* [Records shown]

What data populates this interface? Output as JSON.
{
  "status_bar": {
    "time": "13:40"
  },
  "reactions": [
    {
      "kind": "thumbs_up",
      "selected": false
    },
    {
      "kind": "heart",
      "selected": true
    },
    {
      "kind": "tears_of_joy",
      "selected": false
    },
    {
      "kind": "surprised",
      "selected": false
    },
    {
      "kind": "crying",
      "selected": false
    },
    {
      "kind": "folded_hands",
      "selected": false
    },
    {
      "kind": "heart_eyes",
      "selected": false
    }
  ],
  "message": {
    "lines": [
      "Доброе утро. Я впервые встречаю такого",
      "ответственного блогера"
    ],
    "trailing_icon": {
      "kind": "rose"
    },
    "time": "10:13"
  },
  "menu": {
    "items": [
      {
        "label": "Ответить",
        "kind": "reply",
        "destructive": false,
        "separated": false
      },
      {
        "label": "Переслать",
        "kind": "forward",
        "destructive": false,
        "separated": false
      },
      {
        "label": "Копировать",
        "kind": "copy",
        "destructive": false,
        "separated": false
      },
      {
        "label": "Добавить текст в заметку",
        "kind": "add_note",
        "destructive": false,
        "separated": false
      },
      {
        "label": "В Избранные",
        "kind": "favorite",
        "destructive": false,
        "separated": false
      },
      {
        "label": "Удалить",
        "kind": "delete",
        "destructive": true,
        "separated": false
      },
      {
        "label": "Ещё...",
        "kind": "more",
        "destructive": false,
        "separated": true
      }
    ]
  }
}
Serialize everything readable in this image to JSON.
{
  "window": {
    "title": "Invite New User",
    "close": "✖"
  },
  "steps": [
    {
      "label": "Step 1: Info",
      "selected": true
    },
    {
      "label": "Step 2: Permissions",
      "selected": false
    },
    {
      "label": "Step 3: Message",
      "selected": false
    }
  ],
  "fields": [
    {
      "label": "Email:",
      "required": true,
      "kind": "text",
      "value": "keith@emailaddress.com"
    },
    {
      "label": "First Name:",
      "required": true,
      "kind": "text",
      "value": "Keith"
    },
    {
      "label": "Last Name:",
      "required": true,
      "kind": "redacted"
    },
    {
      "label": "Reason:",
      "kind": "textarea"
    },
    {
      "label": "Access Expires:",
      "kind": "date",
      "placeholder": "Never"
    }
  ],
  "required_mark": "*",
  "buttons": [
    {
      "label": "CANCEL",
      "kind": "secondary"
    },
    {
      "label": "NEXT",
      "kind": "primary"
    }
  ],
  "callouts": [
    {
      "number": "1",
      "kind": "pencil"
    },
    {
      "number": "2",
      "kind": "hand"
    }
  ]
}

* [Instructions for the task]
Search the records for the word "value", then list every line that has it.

* [Answer to this exercise]
      "value": "keith@emailaddress.com"
      "value": "Keith"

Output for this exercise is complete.